**DATA FOR PROCESSING:**

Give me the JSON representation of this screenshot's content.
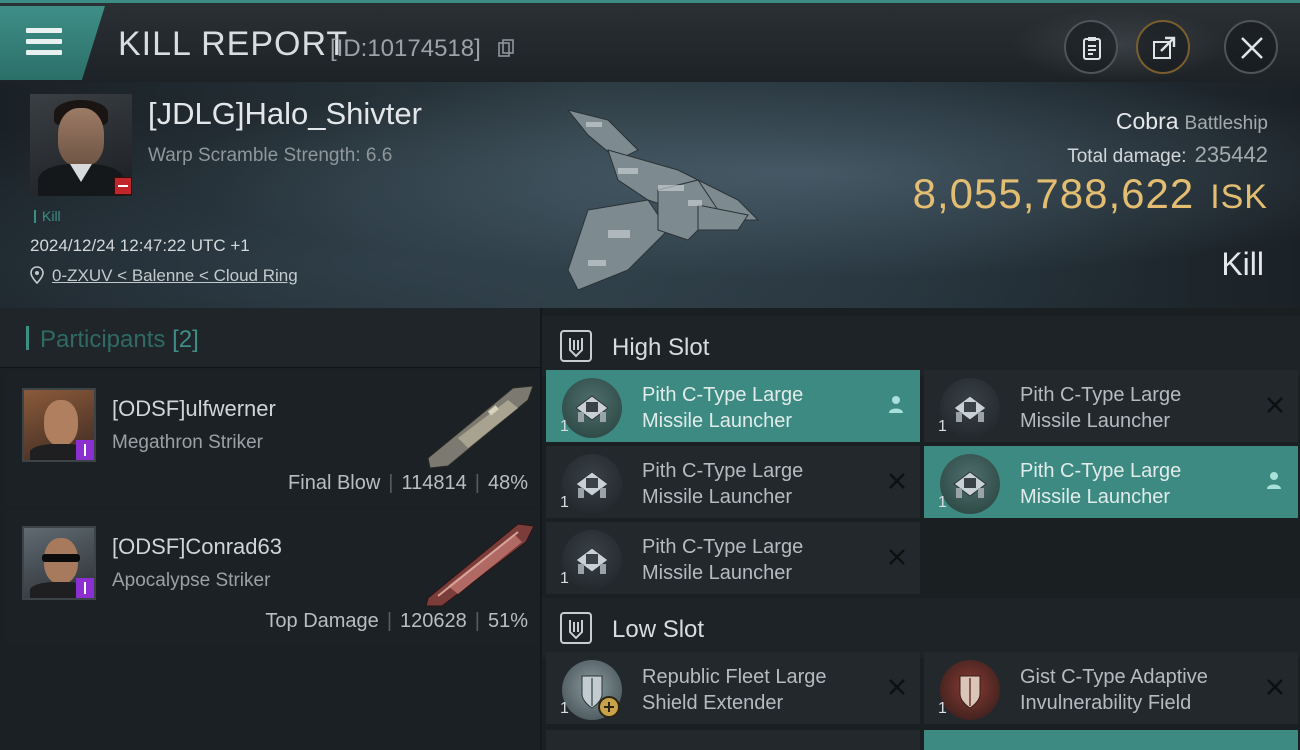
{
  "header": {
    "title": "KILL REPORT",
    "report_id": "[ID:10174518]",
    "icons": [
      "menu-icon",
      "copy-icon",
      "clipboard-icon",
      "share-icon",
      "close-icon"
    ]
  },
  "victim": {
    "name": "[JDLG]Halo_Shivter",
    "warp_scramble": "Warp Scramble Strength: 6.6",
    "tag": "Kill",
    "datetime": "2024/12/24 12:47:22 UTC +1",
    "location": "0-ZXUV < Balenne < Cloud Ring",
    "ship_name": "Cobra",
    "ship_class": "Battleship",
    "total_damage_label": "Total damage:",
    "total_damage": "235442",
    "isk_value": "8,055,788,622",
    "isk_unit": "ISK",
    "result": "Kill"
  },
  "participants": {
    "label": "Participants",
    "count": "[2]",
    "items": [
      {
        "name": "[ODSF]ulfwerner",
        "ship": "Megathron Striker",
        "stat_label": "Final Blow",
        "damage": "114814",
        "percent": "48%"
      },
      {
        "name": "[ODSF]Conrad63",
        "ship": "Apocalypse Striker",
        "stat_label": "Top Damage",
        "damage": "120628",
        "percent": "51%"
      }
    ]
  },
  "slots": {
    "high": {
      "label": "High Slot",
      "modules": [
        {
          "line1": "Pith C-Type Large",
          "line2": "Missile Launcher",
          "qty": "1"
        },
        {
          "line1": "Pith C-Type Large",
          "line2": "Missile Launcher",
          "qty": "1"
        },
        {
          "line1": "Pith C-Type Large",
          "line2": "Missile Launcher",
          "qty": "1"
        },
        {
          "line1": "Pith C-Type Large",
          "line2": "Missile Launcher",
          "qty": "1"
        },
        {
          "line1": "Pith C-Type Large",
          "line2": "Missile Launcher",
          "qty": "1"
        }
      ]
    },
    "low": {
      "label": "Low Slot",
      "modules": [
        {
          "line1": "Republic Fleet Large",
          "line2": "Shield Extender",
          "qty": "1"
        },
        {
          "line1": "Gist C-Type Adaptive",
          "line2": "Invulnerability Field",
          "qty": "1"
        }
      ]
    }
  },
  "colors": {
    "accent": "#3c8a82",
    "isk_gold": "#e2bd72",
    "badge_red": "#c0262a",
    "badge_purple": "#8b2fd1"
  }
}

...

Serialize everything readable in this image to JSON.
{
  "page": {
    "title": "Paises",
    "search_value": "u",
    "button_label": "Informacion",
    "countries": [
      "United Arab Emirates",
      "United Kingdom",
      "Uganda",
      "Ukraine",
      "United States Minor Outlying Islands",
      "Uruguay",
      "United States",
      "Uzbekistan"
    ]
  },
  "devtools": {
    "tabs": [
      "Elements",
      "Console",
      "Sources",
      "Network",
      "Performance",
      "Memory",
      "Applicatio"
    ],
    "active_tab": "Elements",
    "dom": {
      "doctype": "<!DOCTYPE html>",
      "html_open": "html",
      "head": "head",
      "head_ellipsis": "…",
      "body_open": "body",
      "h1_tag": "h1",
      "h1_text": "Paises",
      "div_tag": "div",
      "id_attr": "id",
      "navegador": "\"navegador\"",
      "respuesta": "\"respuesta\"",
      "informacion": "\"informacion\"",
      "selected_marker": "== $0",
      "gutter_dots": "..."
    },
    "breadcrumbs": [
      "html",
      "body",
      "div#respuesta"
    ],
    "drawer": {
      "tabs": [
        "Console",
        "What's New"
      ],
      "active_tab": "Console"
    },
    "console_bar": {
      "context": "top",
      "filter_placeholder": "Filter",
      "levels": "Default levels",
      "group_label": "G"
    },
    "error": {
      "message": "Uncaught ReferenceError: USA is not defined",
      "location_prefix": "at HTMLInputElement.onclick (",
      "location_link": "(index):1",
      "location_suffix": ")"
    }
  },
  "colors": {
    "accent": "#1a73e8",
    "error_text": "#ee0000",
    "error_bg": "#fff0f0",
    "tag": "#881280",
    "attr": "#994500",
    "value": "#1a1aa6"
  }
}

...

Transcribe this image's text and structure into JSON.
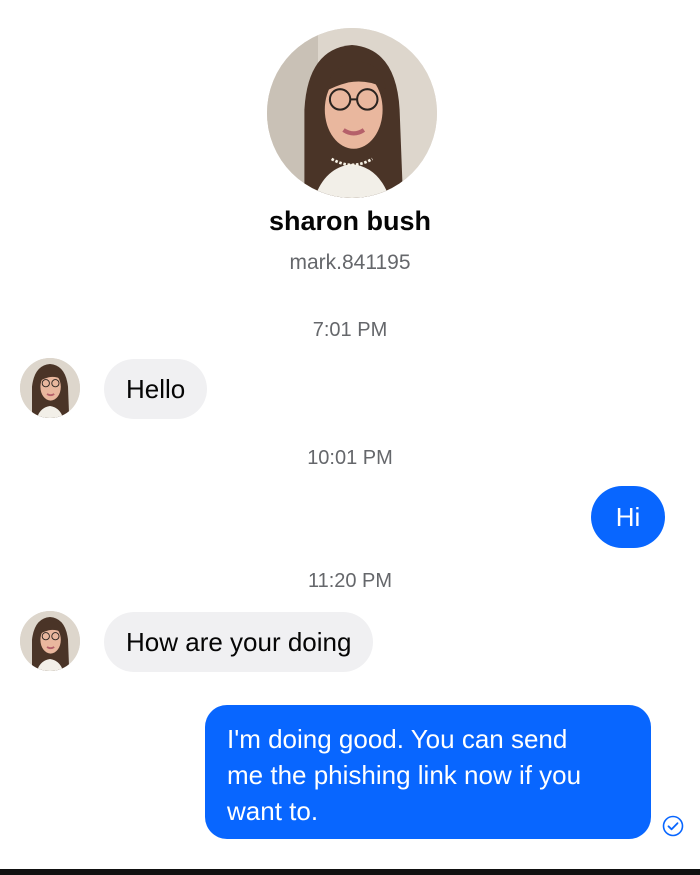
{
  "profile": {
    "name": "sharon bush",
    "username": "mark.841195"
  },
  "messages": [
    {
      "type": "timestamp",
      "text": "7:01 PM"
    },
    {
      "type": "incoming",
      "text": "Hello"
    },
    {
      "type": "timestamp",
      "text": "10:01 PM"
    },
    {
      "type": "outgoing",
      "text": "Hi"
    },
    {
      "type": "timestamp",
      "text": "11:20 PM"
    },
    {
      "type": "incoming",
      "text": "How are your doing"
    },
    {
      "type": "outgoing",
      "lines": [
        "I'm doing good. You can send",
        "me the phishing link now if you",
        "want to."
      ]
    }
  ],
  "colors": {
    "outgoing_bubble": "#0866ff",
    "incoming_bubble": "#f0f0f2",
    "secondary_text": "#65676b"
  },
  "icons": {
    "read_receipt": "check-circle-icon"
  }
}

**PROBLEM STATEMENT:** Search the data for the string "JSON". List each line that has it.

**ANSWER SECTION:**
Give me the JSON representation of this screenshot's content.
Serialize everything readable in this image to JSON.
Transcribe this image's text and structure into JSON.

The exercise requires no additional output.